1 At that time Jesus went through the grainfields on the Sabbath. And His disciples were hungry, and began to pluck heads of grain and to eat. 2 And when the Pharisees saw it, they said to Him, “Look, Your disciples are doing what is not lawful to do on the Sabbath!” (Matthew 12:1–2, NKJV)

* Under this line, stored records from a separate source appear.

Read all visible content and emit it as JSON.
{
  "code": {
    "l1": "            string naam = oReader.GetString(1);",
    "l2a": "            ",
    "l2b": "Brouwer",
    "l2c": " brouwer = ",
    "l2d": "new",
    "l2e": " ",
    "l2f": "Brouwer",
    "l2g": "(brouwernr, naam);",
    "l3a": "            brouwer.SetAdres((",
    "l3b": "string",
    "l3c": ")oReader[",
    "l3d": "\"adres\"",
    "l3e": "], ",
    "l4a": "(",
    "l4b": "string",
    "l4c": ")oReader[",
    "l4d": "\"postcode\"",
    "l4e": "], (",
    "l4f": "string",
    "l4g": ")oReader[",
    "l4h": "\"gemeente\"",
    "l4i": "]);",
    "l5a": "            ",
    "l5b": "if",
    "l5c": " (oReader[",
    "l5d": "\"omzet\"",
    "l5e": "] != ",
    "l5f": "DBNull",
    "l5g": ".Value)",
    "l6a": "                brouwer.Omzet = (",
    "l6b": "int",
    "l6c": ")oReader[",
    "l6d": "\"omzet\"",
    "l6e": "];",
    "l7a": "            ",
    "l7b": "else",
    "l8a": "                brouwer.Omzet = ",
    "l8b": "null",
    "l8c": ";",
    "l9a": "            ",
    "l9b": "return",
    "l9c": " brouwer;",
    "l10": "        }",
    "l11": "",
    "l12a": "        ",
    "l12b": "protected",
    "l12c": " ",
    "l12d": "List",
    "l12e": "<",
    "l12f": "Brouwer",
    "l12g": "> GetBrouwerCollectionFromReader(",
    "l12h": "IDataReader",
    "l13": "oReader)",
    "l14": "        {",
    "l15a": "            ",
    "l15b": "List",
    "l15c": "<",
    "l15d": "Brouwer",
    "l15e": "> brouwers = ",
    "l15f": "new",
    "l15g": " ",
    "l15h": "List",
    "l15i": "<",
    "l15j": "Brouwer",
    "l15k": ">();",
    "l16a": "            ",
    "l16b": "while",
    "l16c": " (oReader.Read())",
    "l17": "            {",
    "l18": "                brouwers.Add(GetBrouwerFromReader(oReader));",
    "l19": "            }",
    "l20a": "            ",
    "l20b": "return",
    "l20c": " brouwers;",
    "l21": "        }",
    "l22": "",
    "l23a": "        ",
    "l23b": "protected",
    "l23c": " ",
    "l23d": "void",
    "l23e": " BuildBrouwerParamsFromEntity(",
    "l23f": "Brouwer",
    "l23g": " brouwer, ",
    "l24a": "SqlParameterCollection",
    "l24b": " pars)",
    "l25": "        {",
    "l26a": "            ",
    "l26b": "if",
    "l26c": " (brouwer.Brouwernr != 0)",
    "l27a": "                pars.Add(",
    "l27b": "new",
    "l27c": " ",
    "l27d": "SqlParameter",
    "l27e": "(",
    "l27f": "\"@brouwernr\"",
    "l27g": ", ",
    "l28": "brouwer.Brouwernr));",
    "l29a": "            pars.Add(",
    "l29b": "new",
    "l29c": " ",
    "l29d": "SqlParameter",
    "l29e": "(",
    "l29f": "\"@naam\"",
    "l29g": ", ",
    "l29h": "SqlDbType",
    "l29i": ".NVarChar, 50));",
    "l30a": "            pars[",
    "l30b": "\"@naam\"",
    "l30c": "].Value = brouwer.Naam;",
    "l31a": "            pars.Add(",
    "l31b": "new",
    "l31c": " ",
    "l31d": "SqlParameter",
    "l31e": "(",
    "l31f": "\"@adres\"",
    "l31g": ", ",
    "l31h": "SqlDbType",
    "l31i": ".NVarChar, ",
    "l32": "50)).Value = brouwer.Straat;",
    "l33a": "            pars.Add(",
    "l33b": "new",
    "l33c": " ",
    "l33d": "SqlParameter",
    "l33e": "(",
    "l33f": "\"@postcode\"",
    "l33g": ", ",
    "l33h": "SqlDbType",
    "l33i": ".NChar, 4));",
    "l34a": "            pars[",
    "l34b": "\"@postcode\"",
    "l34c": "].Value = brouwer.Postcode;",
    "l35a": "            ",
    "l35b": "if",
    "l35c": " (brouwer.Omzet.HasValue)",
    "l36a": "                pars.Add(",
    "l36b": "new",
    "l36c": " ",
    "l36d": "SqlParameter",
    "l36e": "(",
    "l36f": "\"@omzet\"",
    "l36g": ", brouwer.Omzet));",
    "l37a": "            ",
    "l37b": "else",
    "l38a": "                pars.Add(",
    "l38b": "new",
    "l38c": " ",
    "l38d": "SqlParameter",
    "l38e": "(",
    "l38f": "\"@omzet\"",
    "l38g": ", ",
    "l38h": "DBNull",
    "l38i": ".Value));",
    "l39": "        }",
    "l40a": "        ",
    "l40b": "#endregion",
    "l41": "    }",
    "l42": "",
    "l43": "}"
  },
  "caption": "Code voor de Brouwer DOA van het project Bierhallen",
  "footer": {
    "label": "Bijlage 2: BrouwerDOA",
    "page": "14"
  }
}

Did the disciples of Jesus violate God’s law that said “you shall do no work” on the Sabbath (Exo. 20:10)? Jesus said His disciples were “guiltless,” even though the Pharisees condemned their conduct (Matt. 12:7). The law of Moses said, “When you come into your neighbor’s standing grain, you may pluck the heads with your hand, but you shall not use a sickle on your neighbor’s standing grain” (Deut. 23:25). Thus, the law contained a provision of mercy while safeguarding against taking advantage of one’s neighbor. So, why did the Pharisees object? Their accusation grew out of their oral traditions which concluded thirty-nine activities were specifically forbidden on the Sabbath, including reaping (plucking) grain (Mishnah 7:2; Bloomberg, New American Commentary, 196; Lenski, 461). Yet, the only thing the disciples violated was the Pharisees’ traditional explanation of Sabbath work. Jesus repeated challenged and exposed binding human traditions that pits Scripture against Scripture while ignoring “justice, mercy and faith” (Matt. 12:7; 23:23-24). Let us be mindful, lest in our zeal for God’s will we confuse our expectations of obedience with the divine expectation. Pressing others to conform to our specifications about God’s will leads to merciless contradictions of the divine will and brings us under divine rebuke (Matt. 12:6-8).